Have I tried hard enough?
Have I truly loved enough to get my way to heaven?
These kinds of questions muddy the waters. And if we’re honest – if we want to be clear for the moment – we let them muddy the waters, because we know the clear answer. It’s the answer that Ash Wednesday – and the talk of dust and death and sin makes really clear --- NO!
No, I haven’t done enough.
No I haven’t tried hard enough.
No I haven’t loved enough to get to heaven.
But here’s the truth. Once you face the clear truth to those questions.
Once you face the hard “no.”
Suddenly, it’s a lot less confusing.
Have you ever done one of those puzzles where you have to follow the lines and figure out which one gets where you want to go? They are hard. The tough ones have 10 plus lines of squiggles. And it’s so easy to get lost, to start following the wrong string, and to take the wrong turn and never get there.
But what if the wrong lines were removed.
What if the wrong lines were taken away.
What if the only right way was the only one left?
That’s exactly what Jesus is doing in this section.
Don’t be confused.
I’ve removed the ways that don’t work.
I alone am the Way to heaven.
To a place without sadness.
A place without broken hearts.
A place without hurt and pain.
III. WHAT NOW?
(1) Remember the Answer
Because even as a Christian, it’s easy to get confused.
Have I done enough?
What does this passage mean?
Why is this happening in my life?
Do you remember in Sunday School? How every answer to every question is Jesus? Every time I do chapel with the preschoolers, the very first question that I ask them about the last week’s Bible story is: Who was in the Bible story? And the first answer – no matter what – no matter if he’s mentioned or not – is Jesus!
And every time I always say, “You’re right. Jesus is absolutely the answer. He’s a part of every Bible story.”
I know it’s a simple answer, but “Jesus” is also the answer for a lot of confusing adult questions.
Have you done enough? No. But Jesus did.
What does this passage mean? It means something important in light of Jesus – who lived for you and died for you.

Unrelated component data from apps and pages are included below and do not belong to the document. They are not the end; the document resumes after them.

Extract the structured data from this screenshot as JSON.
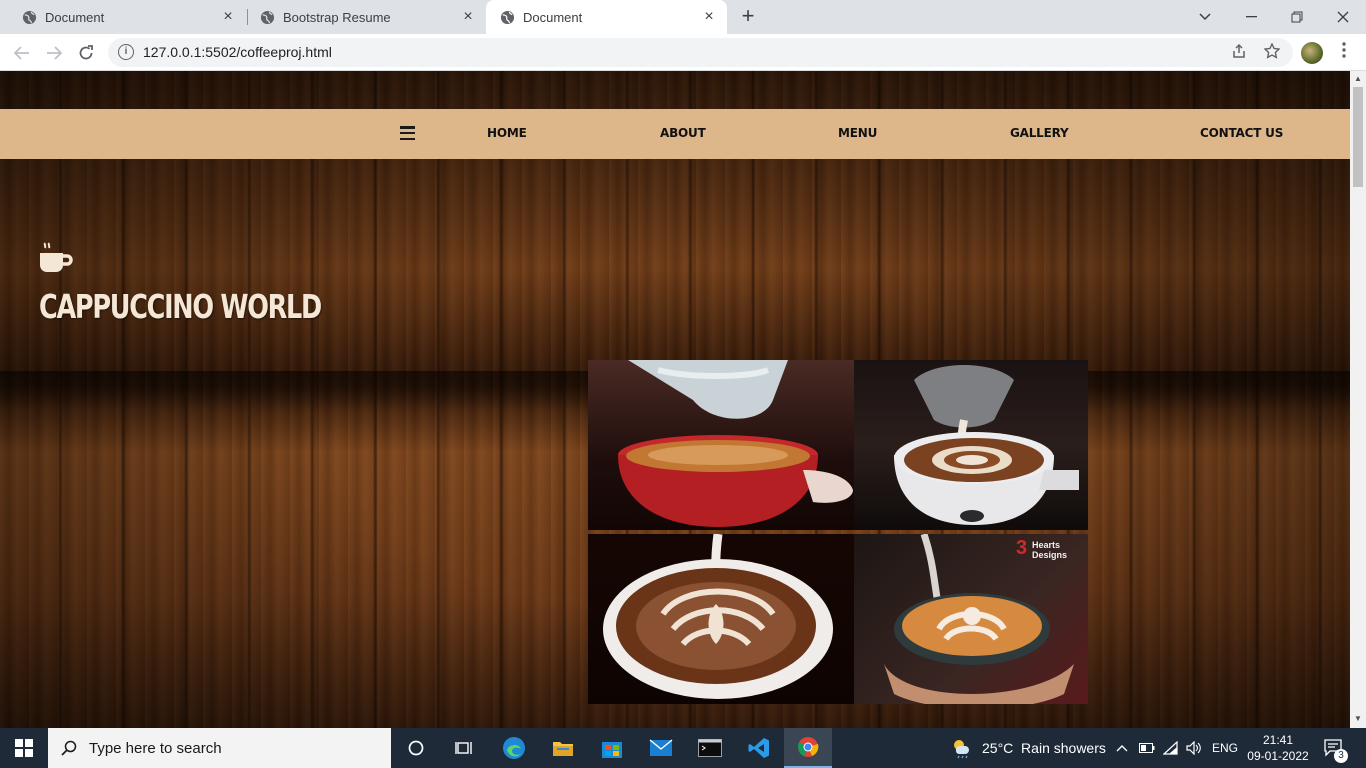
{
  "browser": {
    "tabs": [
      {
        "title": "Document",
        "active": false
      },
      {
        "title": "Bootstrap Resume",
        "active": false
      },
      {
        "title": "Document",
        "active": true
      }
    ],
    "url": "127.0.0.1:5502/coffeeproj.html"
  },
  "site": {
    "nav": [
      "HOME",
      "ABOUT",
      "MENU",
      "GALLERY",
      "CONTACT US"
    ],
    "hero_title": "CAPPUCCINO WORLD"
  },
  "taskbar": {
    "search_placeholder": "Type here to search",
    "weather": "25°C  Rain showers",
    "lang": "ENG",
    "time": "21:41",
    "date": "09-01-2022",
    "notifications": "3"
  }
}
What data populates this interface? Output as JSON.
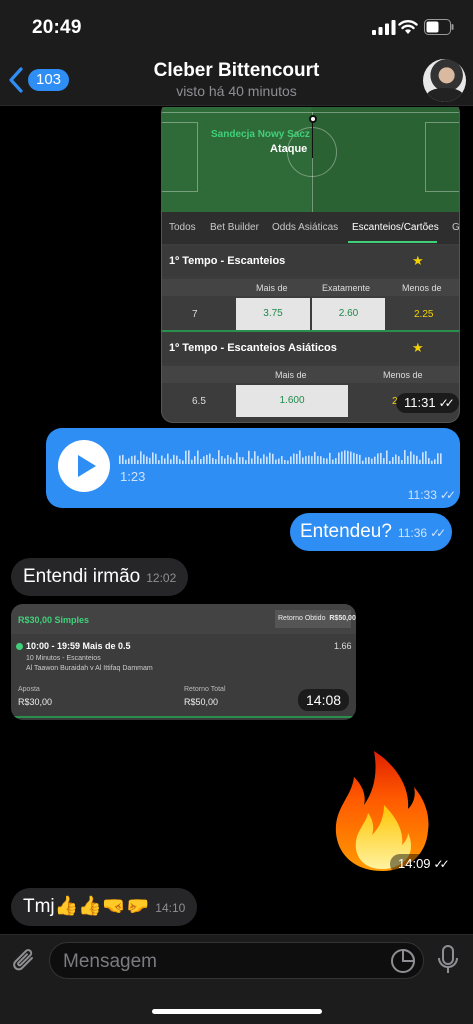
{
  "status_bar": {
    "time": "20:49"
  },
  "header": {
    "back_count": "103",
    "title": "Cleber Bittencourt",
    "subtitle": "visto há 40 minutos"
  },
  "messages": {
    "bet_screenshot": {
      "team": "Sandecja Nowy Sacz",
      "attack_label": "Ataque",
      "tabs": [
        "Todos",
        "Bet Builder",
        "Odds Asiáticas",
        "Escanteios/Cartões",
        "Go"
      ],
      "section1": {
        "title": "1º Tempo - Escanteios",
        "col_over": "Mais de",
        "col_exact": "Exatamente",
        "col_under": "Menos de",
        "line": "7",
        "over": "3.75",
        "exact": "2.60",
        "under": "2.25"
      },
      "section2": {
        "title": "1º Tempo - Escanteios Asiáticos",
        "col_over": "Mais de",
        "col_under": "Menos de",
        "line": "6.5",
        "over": "1.600",
        "under": "2"
      },
      "time": "11:31"
    },
    "voice": {
      "duration": "1:23",
      "time": "11:33"
    },
    "entendeu": {
      "text": "Entendeu?",
      "time": "11:36"
    },
    "entendi": {
      "text": "Entendi irmão",
      "time": "12:02"
    },
    "bet_receipt": {
      "title": "R$30,00 Simples",
      "retorno_label": "Retorno Obtido",
      "retorno_value": "R$50,00",
      "selection": "10:00 - 19:59 Mais de 0.5",
      "odd": "1.66",
      "market": "10 Minutos - Escanteios",
      "match": "Al Taawon Buraidah v Al Ittifaq Dammam",
      "stake_label": "Aposta",
      "stake_value": "R$30,00",
      "total_label": "Retorno Total",
      "total_value": "R$50,00",
      "time": "14:08"
    },
    "fire": {
      "emoji": "🔥",
      "time": "14:09"
    },
    "tmj": {
      "text": "Tmj👍👍🤜🤛",
      "time": "14:10"
    }
  },
  "input": {
    "placeholder": "Mensagem"
  },
  "colors": {
    "accent": "#2f8ef4",
    "incoming": "#262628",
    "bar": "#1c1c1d",
    "bet_green": "#41d07a"
  }
}
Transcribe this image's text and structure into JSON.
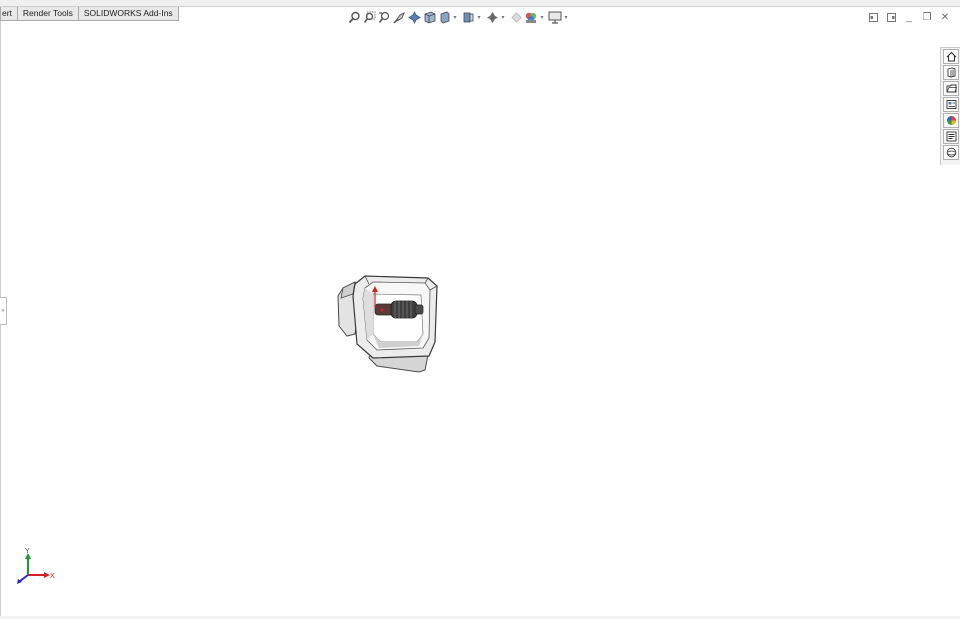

Why is this happening in my life? A lot of reasons – but Jesus loves you. Jesus has you in his hands. Jesus will take you home to heaven.
Jesus is the answer for whatever confusion you have going on right now.
Jesus is the answer for confusion.
(2) Trust the Answer
Because sometimes humans are rational. We want scientific formula and rationale logic written out with numeric formulas in order to explain why it is the answer. Why it is what it is.
But Jesus is God.
And God is decades of eternities smarter than us.
And we aren’t always gonna get it.
Stop trying to figure it out.
Start simply trusting in Jesus.
He is the answer.
He is Your answer.
He is your Way.
He is Your Truth.
He is Your Life. Amen.